Jump to main content.

Estimated Risk: Current Draft of "Page 2."

Information provided for informational purposes onlyNote: EPA no longer updates this information, but it may be useful as a reference or resource.
EPA strongly cautions that these estimates should not be used to draw conclusions about local risks. The results are most meaningful when viewed at the state or national level; for smaller areas, the modeling becomes less certain. In addition, these results represent conditions in 1996 rather than current conditions and the results are based on inhalation exposure to outdoor sources of air toxics only.


  • The risk estimates presented above represent risks associated with midrange estimates of population exposures. Due to a number of factors, some individuals may have substantially higher or lower exposures and risks. It is important to note that the model, as applied on the national scale, is not designed to quantify these extreme values of individual risks.


  • For certain chemicals, exposure pathways other than inhalation, as well as indoor sources of air toxics, may contribute substantially to total risks.
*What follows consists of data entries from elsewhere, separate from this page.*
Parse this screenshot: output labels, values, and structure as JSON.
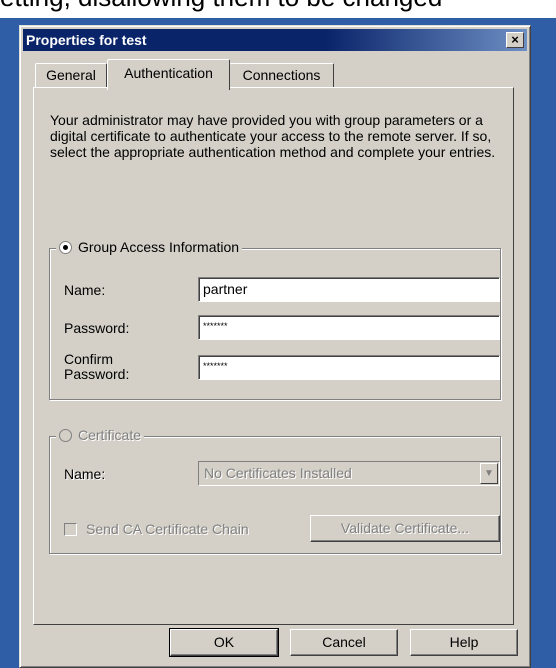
{
  "background_text": "etting, disallowing them to be changed",
  "dialog": {
    "title": "Properties for test",
    "close_glyph": "×"
  },
  "tabs": [
    {
      "label": "General",
      "active": false
    },
    {
      "label": "Authentication",
      "active": true
    },
    {
      "label": "Connections",
      "active": false
    }
  ],
  "intro_text": "Your administrator may have provided you with group parameters or a digital certificate to authenticate your access to the remote server.  If so, select the appropriate authentication method and complete your entries.",
  "group_access": {
    "legend": "Group Access Information",
    "selected": true,
    "name_label": "Name:",
    "name_value": "partner",
    "password_label": "Password:",
    "password_value": "*******",
    "confirm_label": "Confirm Password:",
    "confirm_value": "*******"
  },
  "certificate": {
    "legend": "Certificate",
    "selected": false,
    "enabled": false,
    "name_label": "Name:",
    "select_value": "No Certificates Installed",
    "send_chain_label": "Send CA Certificate Chain",
    "validate_button": "Validate Certificate..."
  },
  "buttons": {
    "ok": "OK",
    "cancel": "Cancel",
    "help": "Help"
  },
  "colors": {
    "titlebar": "#0a246a",
    "dialog_face": "#d4d0c8",
    "desktop": "#2f5ea7"
  }
}
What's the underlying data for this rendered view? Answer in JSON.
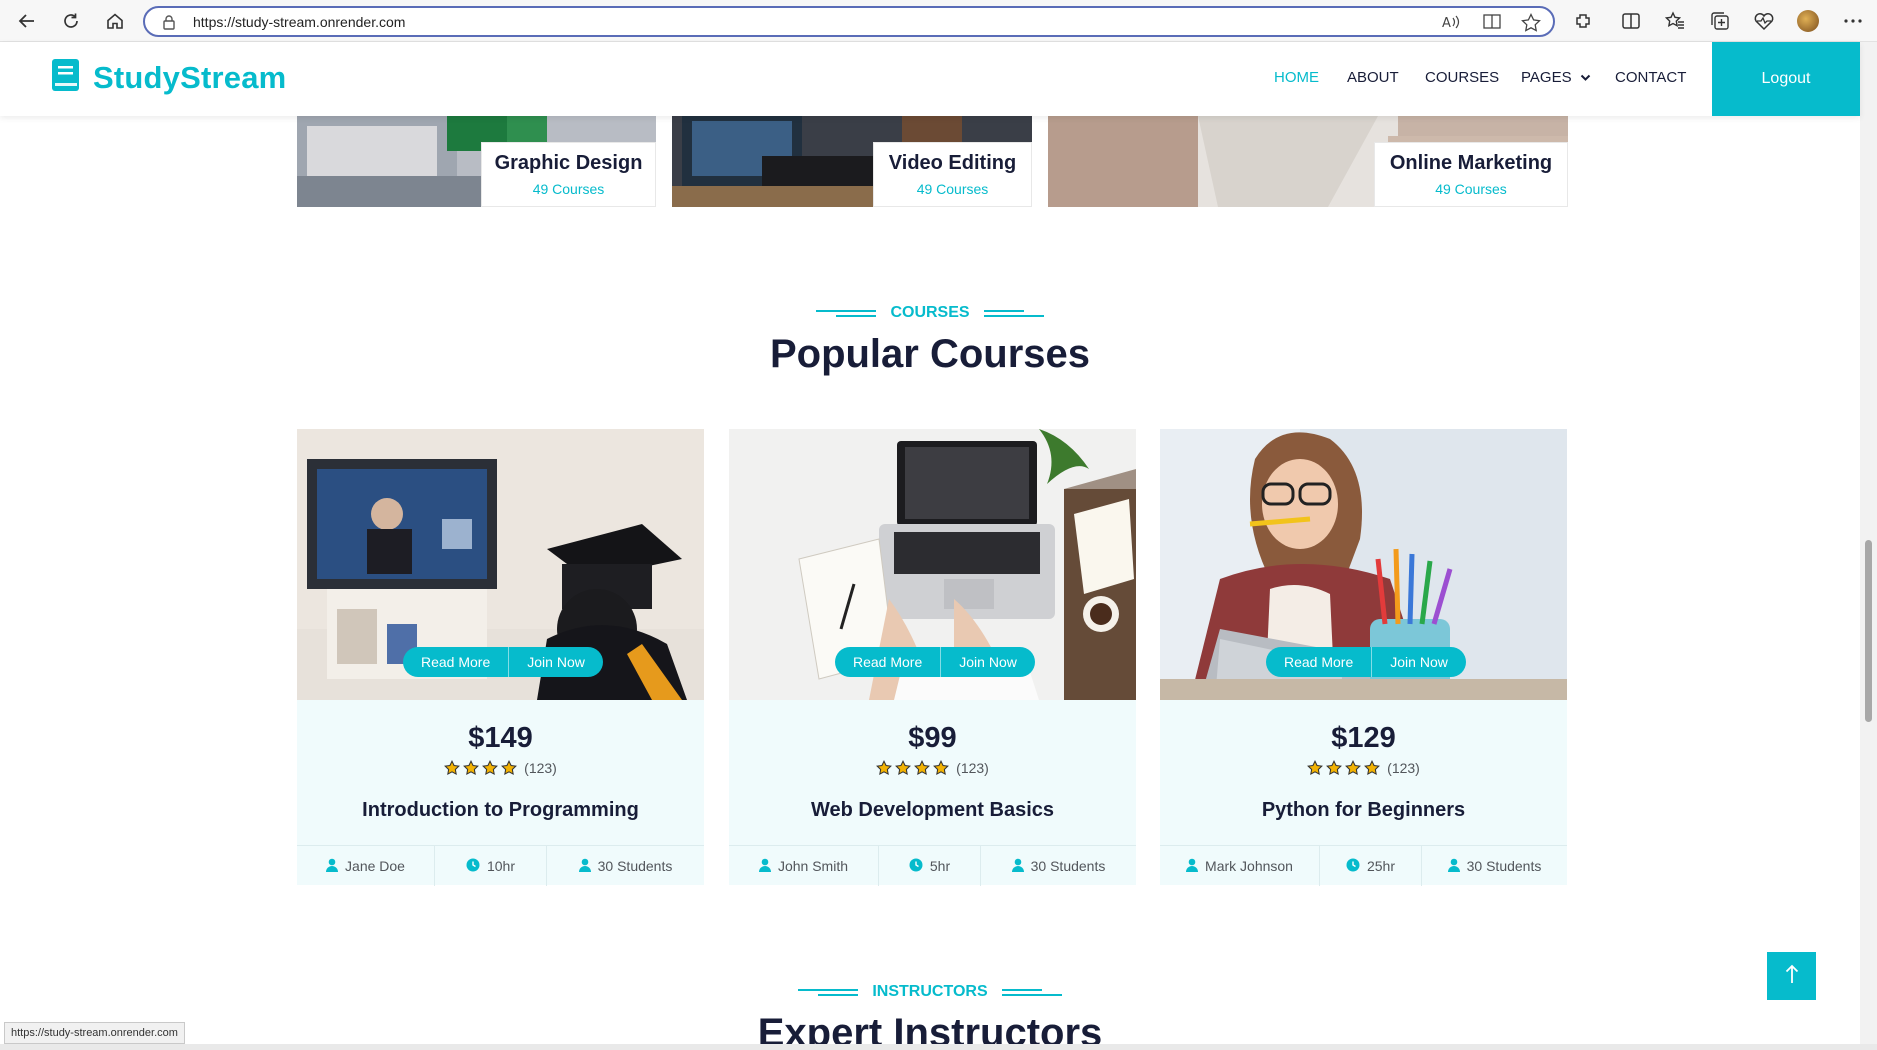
{
  "browser": {
    "url": "https://study-stream.onrender.com",
    "status_url": "https://study-stream.onrender.com"
  },
  "nav": {
    "brand": "StudyStream",
    "items": [
      {
        "label": "HOME",
        "active": true
      },
      {
        "label": "ABOUT",
        "active": false
      },
      {
        "label": "COURSES",
        "active": false
      },
      {
        "label": "PAGES",
        "active": false
      },
      {
        "label": "CONTACT",
        "active": false
      }
    ],
    "logout": "Logout"
  },
  "categories": [
    {
      "title": "Graphic Design",
      "count": "49 Courses"
    },
    {
      "title": "Video Editing",
      "count": "49 Courses"
    },
    {
      "title": "Online Marketing",
      "count": "49 Courses"
    }
  ],
  "courses_section": {
    "eyebrow": "COURSES",
    "title": "Popular Courses"
  },
  "courses": [
    {
      "price": "$149",
      "rating": 4,
      "reviews": "(123)",
      "title": "Introduction to Programming",
      "instructor": "Jane Doe",
      "duration": "10hr",
      "students": "30 Students",
      "read_more": "Read More",
      "join_now": "Join Now"
    },
    {
      "price": "$99",
      "rating": 4,
      "reviews": "(123)",
      "title": "Web Development Basics",
      "instructor": "John Smith",
      "duration": "5hr",
      "students": "30 Students",
      "read_more": "Read More",
      "join_now": "Join Now"
    },
    {
      "price": "$129",
      "rating": 4,
      "reviews": "(123)",
      "title": "Python for Beginners",
      "instructor": "Mark Johnson",
      "duration": "25hr",
      "students": "30 Students",
      "read_more": "Read More",
      "join_now": "Join Now"
    }
  ],
  "instructors_section": {
    "eyebrow": "INSTRUCTORS",
    "title": "Expert Instructors"
  },
  "colors": {
    "primary": "#06bbcc",
    "dark": "#181d38",
    "card_bg": "#f0fbfc",
    "star": "#f2b203"
  },
  "icons": [
    "back-arrow-icon",
    "reload-icon",
    "home-icon",
    "lock-icon",
    "read-aloud-icon",
    "immersive-reader-icon",
    "star-favorite-icon",
    "extensions-icon",
    "split-screen-icon",
    "favorites-icon",
    "collections-icon",
    "heart-pulse-icon",
    "more-icon",
    "book-icon",
    "chevron-down-icon",
    "user-icon",
    "clock-icon",
    "arrow-up-icon"
  ]
}
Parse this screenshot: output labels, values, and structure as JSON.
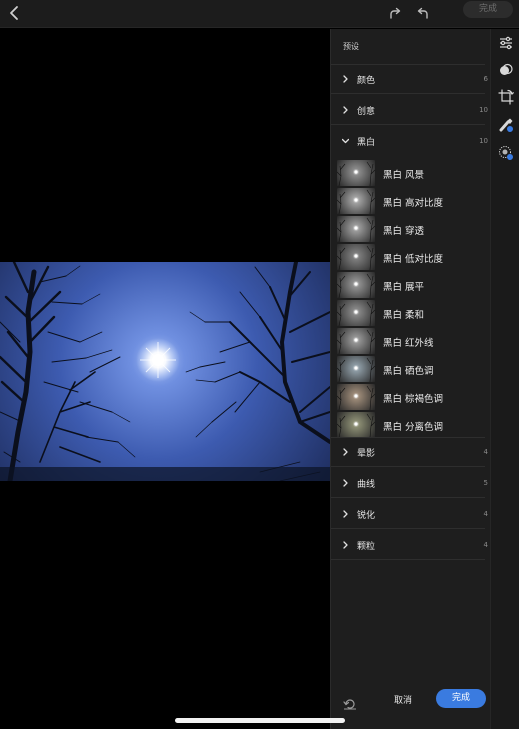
{
  "topbar": {
    "done_label": "完成",
    "icons": [
      "chevron-left-icon",
      "redo-icon",
      "undo-icon"
    ]
  },
  "panel": {
    "title": "预设",
    "categories_top": [
      {
        "label": "颜色",
        "count": "6",
        "expanded": false
      },
      {
        "label": "创意",
        "count": "10",
        "expanded": false
      },
      {
        "label": "黑白",
        "count": "10",
        "expanded": true
      }
    ],
    "bw_presets": [
      {
        "label": "黑白 风景",
        "tint": "#8a8a8a"
      },
      {
        "label": "黑白 高对比度",
        "tint": "#a0a0a0"
      },
      {
        "label": "黑白 穿透",
        "tint": "#9a9a9a"
      },
      {
        "label": "黑白 低对比度",
        "tint": "#7d7d7d"
      },
      {
        "label": "黑白 展平",
        "tint": "#8f8f8f"
      },
      {
        "label": "黑白 柔和",
        "tint": "#868686"
      },
      {
        "label": "黑白 红外线",
        "tint": "#949494"
      },
      {
        "label": "黑白 硒色调",
        "tint": "#8c9aa3"
      },
      {
        "label": "黑白 棕褐色调",
        "tint": "#9a8876"
      },
      {
        "label": "黑白 分离色调",
        "tint": "#8a8c72"
      }
    ],
    "categories_bottom": [
      {
        "label": "晕影",
        "count": "4",
        "expanded": false
      },
      {
        "label": "曲线",
        "count": "5",
        "expanded": false
      },
      {
        "label": "锐化",
        "count": "4",
        "expanded": false
      },
      {
        "label": "颗粒",
        "count": "4",
        "expanded": false
      }
    ],
    "cancel_label": "取消",
    "done_label": "完成"
  },
  "toolbar": {
    "tools": [
      "sliders-icon",
      "presets-icon",
      "crop-rotate-icon",
      "healing-brush-icon",
      "selective-edit-icon"
    ]
  },
  "colors": {
    "accent": "#3a7be0",
    "panel_bg": "#1e1e1e",
    "sky_center": "#9fb6f0",
    "sky_edge": "#22315f"
  }
}
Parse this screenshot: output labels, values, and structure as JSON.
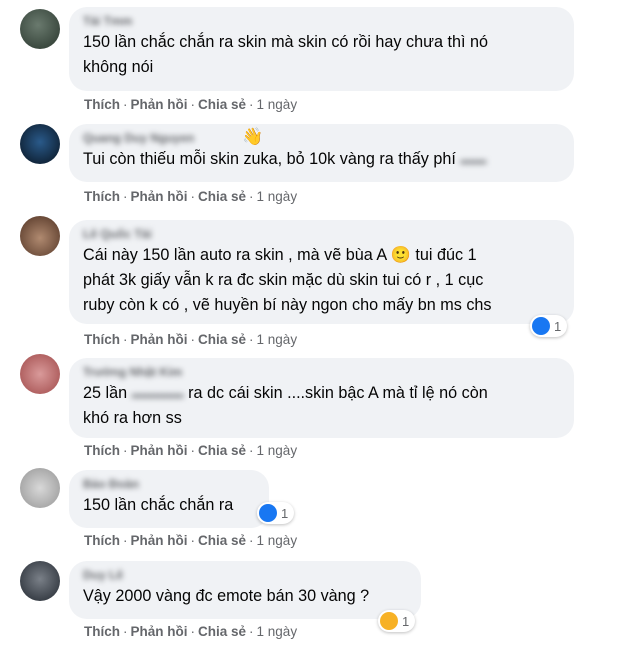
{
  "actions": {
    "like": "Thích",
    "reply": "Phản hồi",
    "share": "Chia sẻ",
    "sep": "·"
  },
  "colors": {
    "bubble": "#f0f2f5",
    "meta": "#65676b",
    "like": "#1877f2",
    "haha": "#f7b125"
  },
  "comments": [
    {
      "author": "Tài Tmm",
      "lines": [
        "150 lần chắc chắn ra skin mà skin có rồi hay chưa thì nó",
        "không nói"
      ],
      "time": "1 ngày"
    },
    {
      "author": "Quang Duy Nguyen",
      "badge_icon": "wave-icon",
      "lines": [
        "Tui còn thiếu mỗi skin zuka, bỏ 10k vàng ra thấy phí"
      ],
      "time": "1 ngày"
    },
    {
      "author": "Lê Quốc Tài",
      "lines": [
        "Cái này 150 lần auto ra skin , mà vẽ bùa A 🙂 tui đúc 1",
        "phát 3k giấy vẫn k ra đc skin mặc dù skin tui có r , 1 cục",
        "ruby còn k có , vẽ huyền bí này ngon cho mấy bn ms chs"
      ],
      "time": "1 ngày",
      "reaction": {
        "icon": "like-icon",
        "count": "1"
      }
    },
    {
      "author": "Trường Nhật Kim",
      "lines": [
        "25 lần",
        "ra dc cái skin ....skin bậc A mà tỉ lệ nó còn",
        "khó ra hơn ss"
      ],
      "time": "1 ngày"
    },
    {
      "author": "Bảo Đoàn",
      "lines": [
        "150 lần chắc chắn ra"
      ],
      "time": "1 ngày",
      "reaction": {
        "icon": "like-icon",
        "count": "1"
      }
    },
    {
      "author": "Duy Lê",
      "lines": [
        "Vậy 2000 vàng đc emote bán 30 vàng ?"
      ],
      "time": "1 ngày",
      "reaction": {
        "icon": "haha-icon",
        "count": "1"
      }
    }
  ]
}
This assessment does not address these other routes of exposure (i.e., ingestion or dermal) or inhalation exposure resulting from indoor sources.


  • This risk characterization assumes pollutant exposures remain at 1996 levels over a 70 year lifetime. Therefore, it does not take into account significant reductions that have taken effect since 1996, including those from: 1) mobile source regulations; 2) many of the air toxics regulations EPA has issued for major industrial sources; 3) State or industry initiatives; and 4) facility closures. In addition, it does not take into account future reductions. For example, by 2007, EPA expects mobile source emissions of benzene to be cut in half due to EPA regulations.


  • Simplified modeling assumptions may introduce significant uncertainties into each component of the assessment. See the full discussion of these limitations.


  • Because of these uncertainties, EPA will not use the results of this assessment to determine source-specific contributions or to set regulatory requirements. However, EPA will use these results to inform decisions about the priorities of the air toxics program and to guide the collection of additional data that could lead to regulatory decisions.


  • EPA provides cancer risk estimates for carcinogens in the form of a number such as "in a million". The meaning of a risk level of 1 in a million (for example) is that an individual continually exposed to a pollutant at a specified concentration over the course of a lifetime sustains a 1 in a million chance of contracting cancer as a result of that exposure. All risk estimates are considered conservative, but not worst-case. True risk would probably be less, but could be greater.


  • EPA provides hazard quotient (HQ) values for non-carcinogens in the form of a number such as 0.1 or 1.0. Hazard quotient is the ratio of a predicted exposure concentration to the reference concentration (RfC) for a pollutant. For example, a hazard quotient of 1.0 means that the predicted exposure concentration equals the reference concentration, and a hazard quotient of 0.1 means the predicted exposure concentration is one-tenth the reference concentration. Reference concentration is an estimate of the continuous lifetime inhalation exposure that the EPA believes is likely to have no appreciable risk of deleterious non-cancer effects. Although exposures below the RfC are believed to be safe, exposures above the RfC are not necessarily associated with adverse effects. Nevertheless, as exposure increases above the RfC, the risk for adverse effects also increases.


  • These risk and hazard quotient levels are not regulatory levels. They are provided to help gauge the relative potential of the air pollutants considered in this assessment to cause adverse health effects based on inhalation exposures. The determination of what is an acceptable or unacceptable risk or hazard quotient level depends on additional factors and more refined information, and is not addressed in this assessment.


  • A summary of the cancer risk potencies and the non- cancer reference concentrations used in this assessment is available at www.epa.gov/airtoxics/nata/nettables.pdf.

Local Navigation

Jump to main content.